Size 16 Chironomid Nymph - perfect for the Town Lake Steelhead.
Size 16 Chironomid Nymph – perfect for the Town Lake Steelhead.

Back from the lake by 3 PM, I unloaded trout rods, donned waders and cleated boots, and drove up the Nestucca, where I swung flies throughout the evening.  I did not hook any steelhead on this particular day, but on many occasions I have, and (fish or no) any evening swinging flies in a river that is only 20 minutes from my door is a great joy.

One of my favorite winter/spring clear water steelhead wet flies.
One of my favorite winter/spring clear water steelhead wet flies.

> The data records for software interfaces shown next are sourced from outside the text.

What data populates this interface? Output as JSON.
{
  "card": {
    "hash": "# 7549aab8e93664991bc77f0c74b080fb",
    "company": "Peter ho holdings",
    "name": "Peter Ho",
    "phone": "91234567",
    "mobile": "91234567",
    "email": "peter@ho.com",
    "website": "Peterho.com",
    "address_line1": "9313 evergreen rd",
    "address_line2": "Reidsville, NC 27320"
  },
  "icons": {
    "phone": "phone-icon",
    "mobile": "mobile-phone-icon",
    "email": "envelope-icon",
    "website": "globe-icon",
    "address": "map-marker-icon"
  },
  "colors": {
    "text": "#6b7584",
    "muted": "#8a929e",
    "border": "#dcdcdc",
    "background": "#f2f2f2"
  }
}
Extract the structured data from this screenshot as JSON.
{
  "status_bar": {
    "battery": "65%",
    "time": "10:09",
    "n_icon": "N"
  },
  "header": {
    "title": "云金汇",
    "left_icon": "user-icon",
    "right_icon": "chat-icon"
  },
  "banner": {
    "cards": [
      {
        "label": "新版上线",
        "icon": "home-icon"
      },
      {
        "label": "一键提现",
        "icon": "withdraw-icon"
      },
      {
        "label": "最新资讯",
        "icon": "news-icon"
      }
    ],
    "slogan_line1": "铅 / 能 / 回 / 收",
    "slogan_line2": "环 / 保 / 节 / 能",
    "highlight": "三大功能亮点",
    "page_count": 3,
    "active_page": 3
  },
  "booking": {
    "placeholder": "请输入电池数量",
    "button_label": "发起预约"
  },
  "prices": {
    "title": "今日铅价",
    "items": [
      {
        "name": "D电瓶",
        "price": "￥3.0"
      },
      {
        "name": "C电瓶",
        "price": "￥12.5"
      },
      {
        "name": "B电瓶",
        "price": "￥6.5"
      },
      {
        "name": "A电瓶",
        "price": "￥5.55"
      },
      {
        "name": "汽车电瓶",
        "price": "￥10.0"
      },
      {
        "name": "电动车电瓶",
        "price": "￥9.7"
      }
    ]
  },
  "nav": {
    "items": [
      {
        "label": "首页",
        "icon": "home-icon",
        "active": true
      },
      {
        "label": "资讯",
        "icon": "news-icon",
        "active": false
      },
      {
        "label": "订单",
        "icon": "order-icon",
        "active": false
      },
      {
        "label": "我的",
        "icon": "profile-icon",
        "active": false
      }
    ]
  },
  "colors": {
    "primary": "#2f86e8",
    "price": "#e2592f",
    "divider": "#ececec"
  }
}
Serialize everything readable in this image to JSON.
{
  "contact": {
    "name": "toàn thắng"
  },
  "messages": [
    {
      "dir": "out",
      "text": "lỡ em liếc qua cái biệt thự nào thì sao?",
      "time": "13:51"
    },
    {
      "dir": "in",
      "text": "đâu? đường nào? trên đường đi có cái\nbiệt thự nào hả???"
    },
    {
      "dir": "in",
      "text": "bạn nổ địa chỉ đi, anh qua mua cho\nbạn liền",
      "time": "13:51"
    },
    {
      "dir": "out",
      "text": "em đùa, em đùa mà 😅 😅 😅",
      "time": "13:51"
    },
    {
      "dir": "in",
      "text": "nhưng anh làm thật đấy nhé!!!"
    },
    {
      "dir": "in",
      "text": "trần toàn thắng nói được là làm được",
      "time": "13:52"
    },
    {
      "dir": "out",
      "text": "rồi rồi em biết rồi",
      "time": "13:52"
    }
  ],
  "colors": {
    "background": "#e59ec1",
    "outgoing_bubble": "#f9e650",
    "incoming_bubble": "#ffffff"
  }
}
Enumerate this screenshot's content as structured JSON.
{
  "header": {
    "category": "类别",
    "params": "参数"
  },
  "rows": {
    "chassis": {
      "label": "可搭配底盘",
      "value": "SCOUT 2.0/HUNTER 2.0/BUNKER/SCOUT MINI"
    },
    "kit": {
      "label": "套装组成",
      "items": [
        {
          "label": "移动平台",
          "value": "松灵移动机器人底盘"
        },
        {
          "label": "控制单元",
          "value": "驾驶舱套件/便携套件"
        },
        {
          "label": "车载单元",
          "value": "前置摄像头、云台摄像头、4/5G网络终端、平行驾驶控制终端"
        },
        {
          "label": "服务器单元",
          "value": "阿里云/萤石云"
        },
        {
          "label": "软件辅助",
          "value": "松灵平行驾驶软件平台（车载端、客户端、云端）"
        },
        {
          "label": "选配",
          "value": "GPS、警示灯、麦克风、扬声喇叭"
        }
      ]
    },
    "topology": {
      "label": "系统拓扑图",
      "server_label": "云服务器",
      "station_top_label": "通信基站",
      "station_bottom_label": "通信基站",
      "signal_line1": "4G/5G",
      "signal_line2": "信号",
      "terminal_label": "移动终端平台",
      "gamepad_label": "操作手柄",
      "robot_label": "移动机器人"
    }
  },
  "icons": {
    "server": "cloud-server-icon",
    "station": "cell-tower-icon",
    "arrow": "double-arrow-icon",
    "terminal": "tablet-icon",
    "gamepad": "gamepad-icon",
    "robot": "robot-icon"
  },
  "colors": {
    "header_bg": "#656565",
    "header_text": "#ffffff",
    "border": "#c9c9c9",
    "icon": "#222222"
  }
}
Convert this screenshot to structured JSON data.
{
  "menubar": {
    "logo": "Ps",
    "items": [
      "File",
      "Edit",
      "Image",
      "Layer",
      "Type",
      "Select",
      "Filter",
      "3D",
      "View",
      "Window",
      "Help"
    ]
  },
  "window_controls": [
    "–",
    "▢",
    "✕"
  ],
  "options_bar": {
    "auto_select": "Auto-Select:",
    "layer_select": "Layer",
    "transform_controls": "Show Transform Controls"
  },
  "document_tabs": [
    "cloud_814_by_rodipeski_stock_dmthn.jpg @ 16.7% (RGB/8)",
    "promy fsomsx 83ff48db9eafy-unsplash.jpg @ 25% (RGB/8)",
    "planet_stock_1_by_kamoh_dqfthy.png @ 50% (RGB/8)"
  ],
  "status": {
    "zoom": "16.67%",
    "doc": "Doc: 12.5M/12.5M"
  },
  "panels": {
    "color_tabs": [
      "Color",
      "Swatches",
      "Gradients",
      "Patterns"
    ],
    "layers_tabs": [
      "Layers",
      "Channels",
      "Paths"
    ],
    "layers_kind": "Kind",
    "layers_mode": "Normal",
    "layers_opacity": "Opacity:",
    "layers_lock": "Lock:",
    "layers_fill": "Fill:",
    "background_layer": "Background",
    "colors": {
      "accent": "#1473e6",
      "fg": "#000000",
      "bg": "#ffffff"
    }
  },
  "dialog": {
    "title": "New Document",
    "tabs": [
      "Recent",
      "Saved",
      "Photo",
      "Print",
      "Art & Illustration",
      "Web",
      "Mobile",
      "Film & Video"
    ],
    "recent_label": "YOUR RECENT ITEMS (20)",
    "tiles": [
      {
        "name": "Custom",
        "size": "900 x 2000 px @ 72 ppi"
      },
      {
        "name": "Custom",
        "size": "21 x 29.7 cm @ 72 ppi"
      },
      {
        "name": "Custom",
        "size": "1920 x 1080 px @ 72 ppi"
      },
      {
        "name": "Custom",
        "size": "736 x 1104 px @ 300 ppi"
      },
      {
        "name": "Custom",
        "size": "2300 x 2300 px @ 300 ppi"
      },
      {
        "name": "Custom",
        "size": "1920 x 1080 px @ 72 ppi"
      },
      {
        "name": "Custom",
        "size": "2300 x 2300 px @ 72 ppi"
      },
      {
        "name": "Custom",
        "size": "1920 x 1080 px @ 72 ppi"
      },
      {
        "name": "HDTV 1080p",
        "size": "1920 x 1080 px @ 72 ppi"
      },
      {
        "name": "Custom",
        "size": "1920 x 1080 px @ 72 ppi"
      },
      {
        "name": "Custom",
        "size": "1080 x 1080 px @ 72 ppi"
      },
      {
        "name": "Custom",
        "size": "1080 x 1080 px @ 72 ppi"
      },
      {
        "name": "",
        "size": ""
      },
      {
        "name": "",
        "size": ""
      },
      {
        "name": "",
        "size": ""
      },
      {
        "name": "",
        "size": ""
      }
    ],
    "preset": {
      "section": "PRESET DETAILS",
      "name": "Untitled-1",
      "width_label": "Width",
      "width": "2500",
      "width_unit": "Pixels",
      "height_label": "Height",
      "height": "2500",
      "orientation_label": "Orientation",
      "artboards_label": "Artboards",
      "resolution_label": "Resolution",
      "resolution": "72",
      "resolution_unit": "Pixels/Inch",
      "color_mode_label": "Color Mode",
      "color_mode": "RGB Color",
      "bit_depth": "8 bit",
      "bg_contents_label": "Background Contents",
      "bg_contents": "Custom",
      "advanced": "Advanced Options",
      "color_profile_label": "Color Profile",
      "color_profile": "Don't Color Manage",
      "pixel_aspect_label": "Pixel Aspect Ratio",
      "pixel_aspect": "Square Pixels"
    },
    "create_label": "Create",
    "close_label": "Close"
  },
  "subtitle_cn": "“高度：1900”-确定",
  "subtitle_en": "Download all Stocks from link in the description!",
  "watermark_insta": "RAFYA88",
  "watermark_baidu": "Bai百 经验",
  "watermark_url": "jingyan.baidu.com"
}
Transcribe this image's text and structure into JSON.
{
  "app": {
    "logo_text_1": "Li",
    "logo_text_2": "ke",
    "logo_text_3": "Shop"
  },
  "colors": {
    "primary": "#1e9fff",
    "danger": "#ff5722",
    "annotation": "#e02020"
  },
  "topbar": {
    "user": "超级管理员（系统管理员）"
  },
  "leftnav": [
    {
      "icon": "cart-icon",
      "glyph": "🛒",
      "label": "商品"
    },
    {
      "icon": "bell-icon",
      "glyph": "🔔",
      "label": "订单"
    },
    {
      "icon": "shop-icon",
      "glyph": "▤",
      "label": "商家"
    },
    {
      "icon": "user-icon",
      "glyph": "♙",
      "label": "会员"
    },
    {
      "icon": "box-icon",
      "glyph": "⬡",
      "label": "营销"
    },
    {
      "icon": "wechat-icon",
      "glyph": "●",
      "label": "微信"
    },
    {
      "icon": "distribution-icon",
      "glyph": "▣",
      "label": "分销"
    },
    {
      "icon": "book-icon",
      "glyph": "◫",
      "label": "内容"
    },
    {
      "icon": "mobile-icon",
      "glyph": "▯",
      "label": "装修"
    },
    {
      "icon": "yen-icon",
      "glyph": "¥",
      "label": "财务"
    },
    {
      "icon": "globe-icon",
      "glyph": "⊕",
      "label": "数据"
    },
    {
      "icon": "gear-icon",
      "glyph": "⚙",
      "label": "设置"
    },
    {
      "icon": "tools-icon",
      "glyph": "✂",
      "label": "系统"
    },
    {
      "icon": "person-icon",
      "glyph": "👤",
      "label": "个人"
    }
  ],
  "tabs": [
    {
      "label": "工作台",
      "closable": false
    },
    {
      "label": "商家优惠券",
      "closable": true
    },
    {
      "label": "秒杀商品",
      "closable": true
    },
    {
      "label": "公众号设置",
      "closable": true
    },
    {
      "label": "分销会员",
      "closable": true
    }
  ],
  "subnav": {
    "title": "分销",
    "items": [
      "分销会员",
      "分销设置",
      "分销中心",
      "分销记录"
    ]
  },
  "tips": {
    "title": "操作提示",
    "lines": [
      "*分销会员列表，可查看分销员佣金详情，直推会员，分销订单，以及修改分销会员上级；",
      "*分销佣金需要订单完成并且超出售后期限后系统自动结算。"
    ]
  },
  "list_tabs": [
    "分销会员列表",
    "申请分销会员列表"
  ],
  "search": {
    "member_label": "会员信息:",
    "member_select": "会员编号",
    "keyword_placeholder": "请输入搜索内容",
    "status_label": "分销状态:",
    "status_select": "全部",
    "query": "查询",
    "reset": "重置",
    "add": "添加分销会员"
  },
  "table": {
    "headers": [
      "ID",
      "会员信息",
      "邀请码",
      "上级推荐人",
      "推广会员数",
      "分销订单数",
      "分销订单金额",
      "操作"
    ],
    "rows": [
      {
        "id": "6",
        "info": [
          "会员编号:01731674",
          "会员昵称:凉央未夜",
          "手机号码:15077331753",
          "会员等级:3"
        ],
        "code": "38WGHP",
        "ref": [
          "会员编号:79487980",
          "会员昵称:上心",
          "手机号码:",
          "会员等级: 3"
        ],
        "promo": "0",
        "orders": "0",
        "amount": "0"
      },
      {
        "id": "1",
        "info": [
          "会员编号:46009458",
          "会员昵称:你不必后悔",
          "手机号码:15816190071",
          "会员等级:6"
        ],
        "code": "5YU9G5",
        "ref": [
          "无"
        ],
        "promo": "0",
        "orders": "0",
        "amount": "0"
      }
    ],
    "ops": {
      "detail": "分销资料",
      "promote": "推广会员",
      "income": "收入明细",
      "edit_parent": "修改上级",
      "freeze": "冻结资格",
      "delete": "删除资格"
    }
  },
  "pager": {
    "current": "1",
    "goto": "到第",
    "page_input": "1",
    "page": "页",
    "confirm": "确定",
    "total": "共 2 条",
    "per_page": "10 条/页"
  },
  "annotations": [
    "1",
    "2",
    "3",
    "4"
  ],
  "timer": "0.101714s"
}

Of course there is always work to be done, like mowing the lawn, tidying tackle, tying flies, writing about these adventures, working on book creation and sales. and helping Chris with customer recommendations, not to mention an occasional fly tying video. But all in all, life is good and the sight of these 3 flies helped me remember just how diverse the fishing opportunities here on the Oregon Coast. I bet there are many places around this state and others where you could fish three wildly different flies in a single day too, and I’d love to hear from anyone who is willing to share their home water stories.

Jay Nicholas May 2015